JM: “i like this version of the young rascal more than magnificent sevens. these characters feel a lot more real than their counterparts in magnificent seven
BG (at Hayashida): “Nice weed pants.”
When Kikuchiyo (Toshiro Mifune’s character) was following the other samurai, he entered the stream almost nude to catch fish with his bare hands, while the others intently watched from a distance. The film z0ne chat went wild.
BG: (shaking eyes emoji)
DM: *eyes jump out of head*
RT: They are looking
JM: they really knew what they were doing. they must have, right

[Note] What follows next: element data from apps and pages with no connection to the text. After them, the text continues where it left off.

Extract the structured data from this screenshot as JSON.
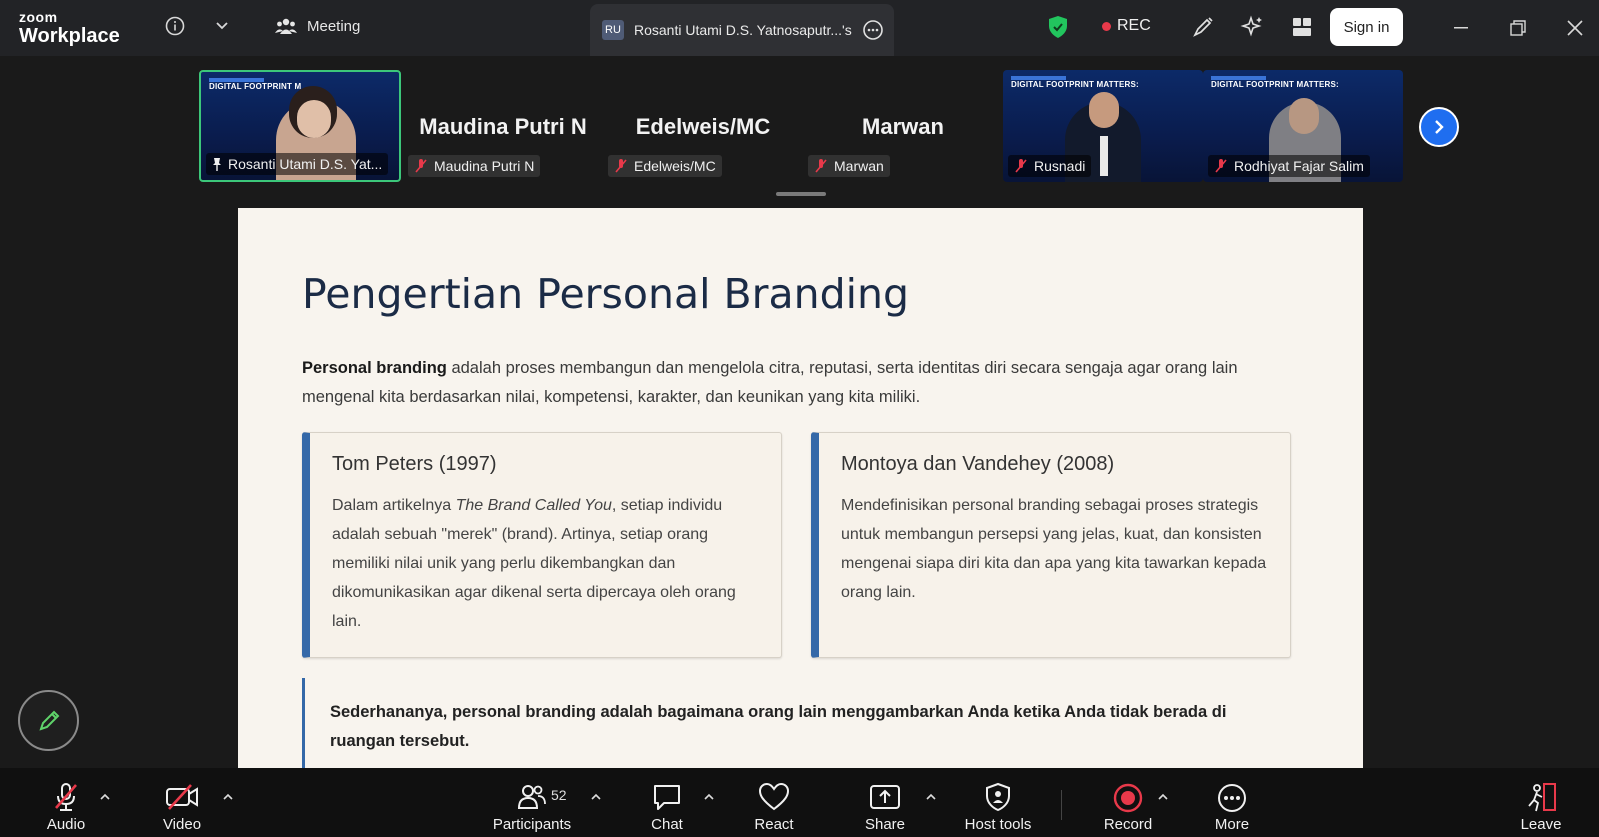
{
  "app": {
    "brand_top": "zoom",
    "brand_bottom": "Workplace"
  },
  "titlebar": {
    "meeting_label": "Meeting",
    "active_tab_initials": "RU",
    "active_tab_label": "Rosanti Utami D.S. Yatnosaputr...'s",
    "rec_label": "REC",
    "signin_label": "Sign in"
  },
  "participants_strip": [
    {
      "name": "Rosanti Utami D.S. Yat...",
      "type": "video",
      "pinned": true,
      "active": true
    },
    {
      "name": "Maudina Putri N",
      "type": "name",
      "big": "Maudina Putri N"
    },
    {
      "name": "Edelweis/MC",
      "type": "name",
      "big": "Edelweis/MC"
    },
    {
      "name": "Marwan",
      "type": "name",
      "big": "Marwan"
    },
    {
      "name": "Rusnadi",
      "type": "video"
    },
    {
      "name": "Rodhiyat Fajar Salim",
      "type": "video"
    }
  ],
  "thumb_slide_header": "DIGITAL FOOTPRINT M",
  "thumb_slide_header2": "DIGITAL FOOTPRINT MATTERS:",
  "slide": {
    "title": "Pengertian Personal Branding",
    "intro_bold": "Personal branding",
    "intro_rest": " adalah proses membangun dan mengelola citra, reputasi, serta identitas diri secara sengaja agar orang lain mengenal kita berdasarkan nilai, kompetensi, karakter, dan keunikan yang kita miliki.",
    "card1": {
      "title": "Tom Peters (1997)",
      "text_pre": "Dalam artikelnya ",
      "text_italic": "The Brand Called You",
      "text_post": ", setiap individu adalah sebuah \"merek\" (brand). Artinya, setiap orang memiliki nilai unik yang perlu dikembangkan dan dikomunikasikan agar dikenal serta dipercaya oleh orang lain."
    },
    "card2": {
      "title": "Montoya dan Vandehey (2008)",
      "text": "Mendefinisikan personal branding sebagai proses strategis untuk membangun persepsi yang jelas, kuat, dan konsisten mengenai siapa diri kita dan apa yang kita tawarkan kepada orang lain."
    },
    "quote": "Sederhananya, personal branding adalah bagaimana orang lain menggambarkan Anda ketika Anda tidak berada di ruangan tersebut."
  },
  "toolbar": {
    "audio": "Audio",
    "video": "Video",
    "participants": "Participants",
    "participants_count": "52",
    "chat": "Chat",
    "react": "React",
    "share": "Share",
    "host_tools": "Host tools",
    "record": "Record",
    "more": "More",
    "leave": "Leave"
  },
  "colors": {
    "accent": "#3468a8",
    "record": "#e8394a",
    "active_border": "#3cc77a",
    "next": "#1f6ef0"
  }
}
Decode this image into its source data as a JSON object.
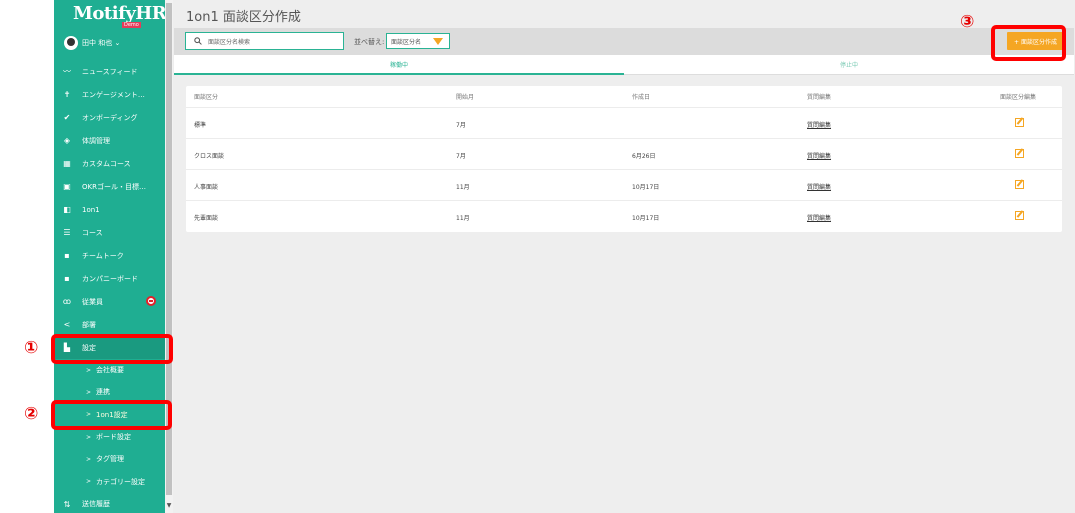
{
  "app": {
    "logo": "MotifyHR",
    "logo_badge": "Demo"
  },
  "user": {
    "name": "田中 和也 ⌄"
  },
  "nav": {
    "items": [
      {
        "label": "ニュースフィード",
        "icon": "trend-icon",
        "glyph": "〰"
      },
      {
        "label": "エンゲージメント…",
        "icon": "person-icon",
        "glyph": "✝"
      },
      {
        "label": "オンボーディング",
        "icon": "check-circle-icon",
        "glyph": "✔"
      },
      {
        "label": "体調管理",
        "icon": "tag-icon",
        "glyph": "◈"
      },
      {
        "label": "カスタムコース",
        "icon": "grid-icon",
        "glyph": "▦"
      },
      {
        "label": "OKRゴール・目標…",
        "icon": "copy-icon",
        "glyph": "▣"
      },
      {
        "label": "1on1",
        "icon": "map-icon",
        "glyph": "◧"
      },
      {
        "label": "コース",
        "icon": "list-icon",
        "glyph": "☰"
      },
      {
        "label": "チームトーク",
        "icon": "chat-icon",
        "glyph": "▪"
      },
      {
        "label": "カンパニーボード",
        "icon": "forum-icon",
        "glyph": "▪"
      },
      {
        "label": "従業員",
        "icon": "people-icon",
        "glyph": "ꝏ"
      },
      {
        "label": "部署",
        "icon": "share-icon",
        "glyph": "<"
      },
      {
        "label": "設定",
        "icon": "settings-bars-icon",
        "glyph": "▙"
      }
    ],
    "sub_items": [
      {
        "label": "会社概要"
      },
      {
        "label": "連携"
      },
      {
        "label": "1on1設定"
      },
      {
        "label": "ボード設定"
      },
      {
        "label": "タグ管理"
      },
      {
        "label": "カテゴリー設定"
      }
    ],
    "last": {
      "label": "送信履歴",
      "icon": "sort-icon",
      "glyph": "⇅"
    }
  },
  "page": {
    "title": "1on1 面談区分作成"
  },
  "toolbar": {
    "search_placeholder": "面談区分名検索",
    "sort_label": "並べ替え:",
    "sort_value": "面談区分名",
    "create_label": "+ 面談区分作成"
  },
  "tabs": [
    {
      "label": "稼働中"
    },
    {
      "label": "停止中"
    }
  ],
  "table": {
    "headers": [
      "面談区分",
      "開始月",
      "作成日",
      "質問編集",
      "面談区分編集"
    ],
    "rows": [
      {
        "name": "標準",
        "month": "7月",
        "created": "",
        "question": "質問編集"
      },
      {
        "name": "クロス面談",
        "month": "7月",
        "created": "6月26日",
        "question": "質問編集"
      },
      {
        "name": "人事面談",
        "month": "11月",
        "created": "10月17日",
        "question": "質問編集"
      },
      {
        "name": "先輩面談",
        "month": "11月",
        "created": "10月17日",
        "question": "質問編集"
      }
    ]
  },
  "annotations": {
    "one": "①",
    "two": "②",
    "three": "③"
  },
  "colors": {
    "sidebar": "#1fae92",
    "accent": "#2ab394",
    "button": "#f5a623",
    "annotation": "#ff0000"
  }
}
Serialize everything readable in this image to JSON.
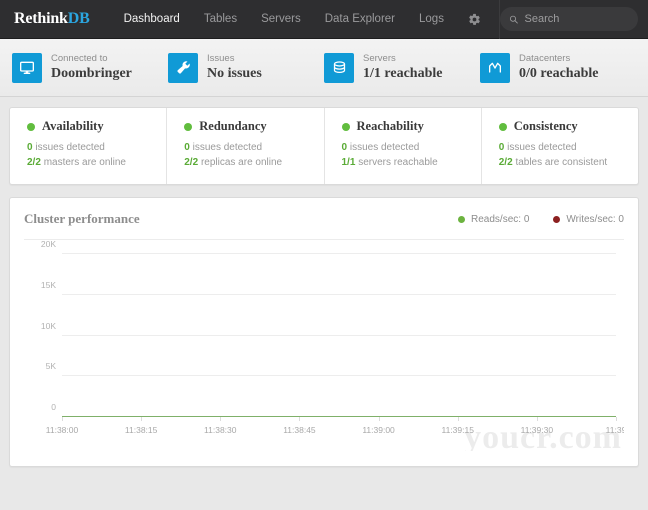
{
  "navbar": {
    "logo_primary": "Rethink",
    "logo_accent": "DB",
    "links": [
      {
        "label": "Dashboard",
        "active": true
      },
      {
        "label": "Tables",
        "active": false
      },
      {
        "label": "Servers",
        "active": false
      },
      {
        "label": "Data Explorer",
        "active": false
      },
      {
        "label": "Logs",
        "active": false
      }
    ],
    "settings_icon": "gear-icon",
    "search": {
      "placeholder": "Search",
      "value": "",
      "icon": "search-icon"
    },
    "colors": {
      "background": "#2e2e30",
      "accent": "#2ba6e0",
      "active_text": "#f2f2f2",
      "inactive_text": "#9a9a9c"
    }
  },
  "status_strip": {
    "tile_color": "#109ad6",
    "items": [
      {
        "label": "Connected to",
        "value": "Doombringer",
        "icon": "monitor-icon"
      },
      {
        "label": "Issues",
        "value": "No issues",
        "icon": "wrench-icon"
      },
      {
        "label": "Servers",
        "value": "1/1 reachable",
        "icon": "database-icon"
      },
      {
        "label": "Datacenters",
        "value": "0/0 reachable",
        "icon": "datacenter-icon"
      }
    ]
  },
  "status_cards": {
    "dot_color": "#61bd3e",
    "items": [
      {
        "title": "Availability",
        "line1_value": "0",
        "line1_text": "issues detected",
        "line2_value": "2/2",
        "line2_text": "masters are online"
      },
      {
        "title": "Redundancy",
        "line1_value": "0",
        "line1_text": "issues detected",
        "line2_value": "2/2",
        "line2_text": "replicas are online"
      },
      {
        "title": "Reachability",
        "line1_value": "0",
        "line1_text": "issues detected",
        "line2_value": "1/1",
        "line2_text": "servers reachable"
      },
      {
        "title": "Consistency",
        "line1_value": "0",
        "line1_text": "issues detected",
        "line2_value": "2/2",
        "line2_text": "tables are consistent"
      }
    ]
  },
  "chart_panel": {
    "title": "Cluster performance",
    "legend": [
      {
        "label": "Reads/sec: 0",
        "color": "#6cb33f"
      },
      {
        "label": "Writes/sec: 0",
        "color": "#8c2020"
      }
    ],
    "watermark": "youcr.com"
  },
  "chart_data": {
    "type": "line",
    "title": "Cluster performance",
    "xlabel": "",
    "ylabel": "",
    "ylim": [
      0,
      20000
    ],
    "ytick_labels": [
      "0",
      "5K",
      "10K",
      "15K",
      "20K"
    ],
    "ytick_values": [
      0,
      5000,
      10000,
      15000,
      20000
    ],
    "grid": true,
    "legend_position": "top-right",
    "x": [
      "11:38:00",
      "11:38:15",
      "11:38:30",
      "11:38:45",
      "11:39:00",
      "11:39:15",
      "11:39:30",
      "11:39"
    ],
    "series": [
      {
        "name": "Reads/sec: 0",
        "color": "#6cb33f",
        "values": [
          0,
          0,
          0,
          0,
          0,
          0,
          0,
          0
        ]
      },
      {
        "name": "Writes/sec: 0",
        "color": "#8c2020",
        "values": [
          0,
          0,
          0,
          0,
          0,
          0,
          0,
          0
        ]
      }
    ]
  }
}
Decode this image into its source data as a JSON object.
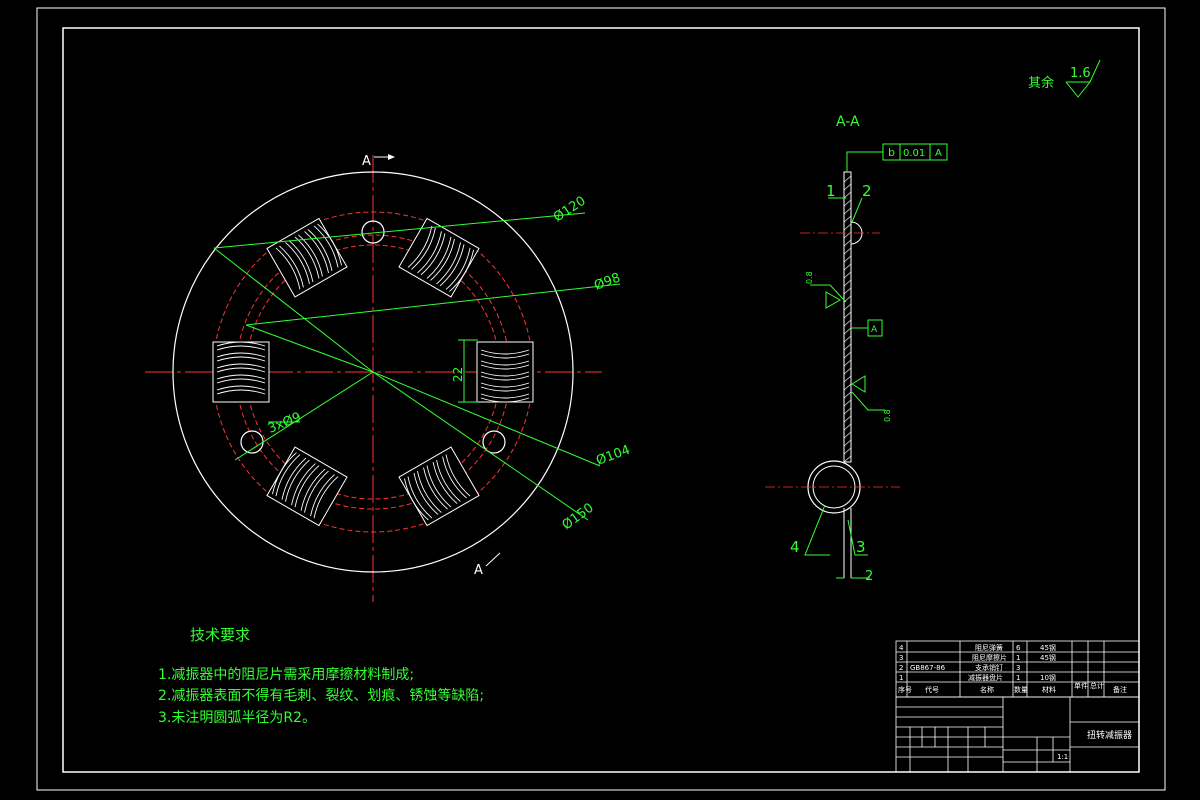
{
  "colors": {
    "background": "#000000",
    "outline": "#ffffff",
    "dimension": "#33ff33",
    "center": "#ff3333",
    "hidden": "#ff3333"
  },
  "section_label": "A-A",
  "cut_marks": {
    "top": "A",
    "bottom": "A"
  },
  "surface_roughness": {
    "prefix": "其余",
    "value": "1.6"
  },
  "dims": {
    "d120": "Ø120",
    "d98": "Ø98",
    "d104": "Ø104",
    "d150": "Ø150",
    "holes": "3xØ9",
    "slot": "22",
    "thickness": "2"
  },
  "tolerance_frame": {
    "symbol": "b",
    "value": "0.01",
    "datum": "A"
  },
  "datum_box": "A",
  "weld_marks": {
    "upper": "0.8",
    "lower": "0.8"
  },
  "callouts": [
    "1",
    "2",
    "3",
    "4"
  ],
  "tech_req": {
    "title": "技术要求",
    "items": [
      "1.减振器中的阻尼片需采用摩擦材料制成;",
      "2.减振器表面不得有毛刺、裂纹、划痕、锈蚀等缺陷;",
      "3.未注明圆弧半径为R2。"
    ]
  },
  "bom": [
    {
      "no": "4",
      "code": "",
      "name": "阻尼弹簧",
      "qty": "6",
      "material": "45钢"
    },
    {
      "no": "3",
      "code": "",
      "name": "阻尼摩擦片",
      "qty": "1",
      "material": "45钢"
    },
    {
      "no": "2",
      "code": "GB867-86",
      "name": "支承销钉",
      "qty": "3",
      "material": ""
    },
    {
      "no": "1",
      "code": "",
      "name": "减振器盘片",
      "qty": "1",
      "material": "10钢"
    }
  ],
  "bom_header": [
    "序号",
    "代号",
    "名称",
    "数量",
    "材料",
    "单件",
    "总计",
    "备注"
  ],
  "title_block": {
    "name": "扭转减振器",
    "scale": "1:1"
  }
}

BG: Awooga (spazzing eyes emoji)
Those of us who watched The Magnificent Seven enjoyed many aspects more in this movie, such as: the 7 main characters, the banter between them, sword fighting rather than guns, the relationship between Kikuchiyo (who was a farmer) and the others who are samurai, and the romance between the youngest of the seven (Katsushiro) and one of the village girls.
JM: “one of the biggest sins of M7 was combining [Kikuchiyo and Katsushiro] into one character.”
This movie also features Manzo, one of the worst dads in cinematic history.
When Kukichiyo was readying 5 swords for battle:
RT: Is he gonna Killer Bee with these swords. 5-sword technique
Wh: Just throw the swords like spears
BG: He actually threw it. The absolute madlad
Ra: “m7 definitely gave the bandits more of a personality.”
JM: “This was probably the first time that I watched one of those “classic best movies of all time” and actually felt the hype.”
It led us to create a discord channel called “pictures-of-toshiro-mifunes-ass”
Unifying theme: damn, Toshiro Mifune is sexy (to the point where Joker is completely overshadowed).
A vintage kitchenware ad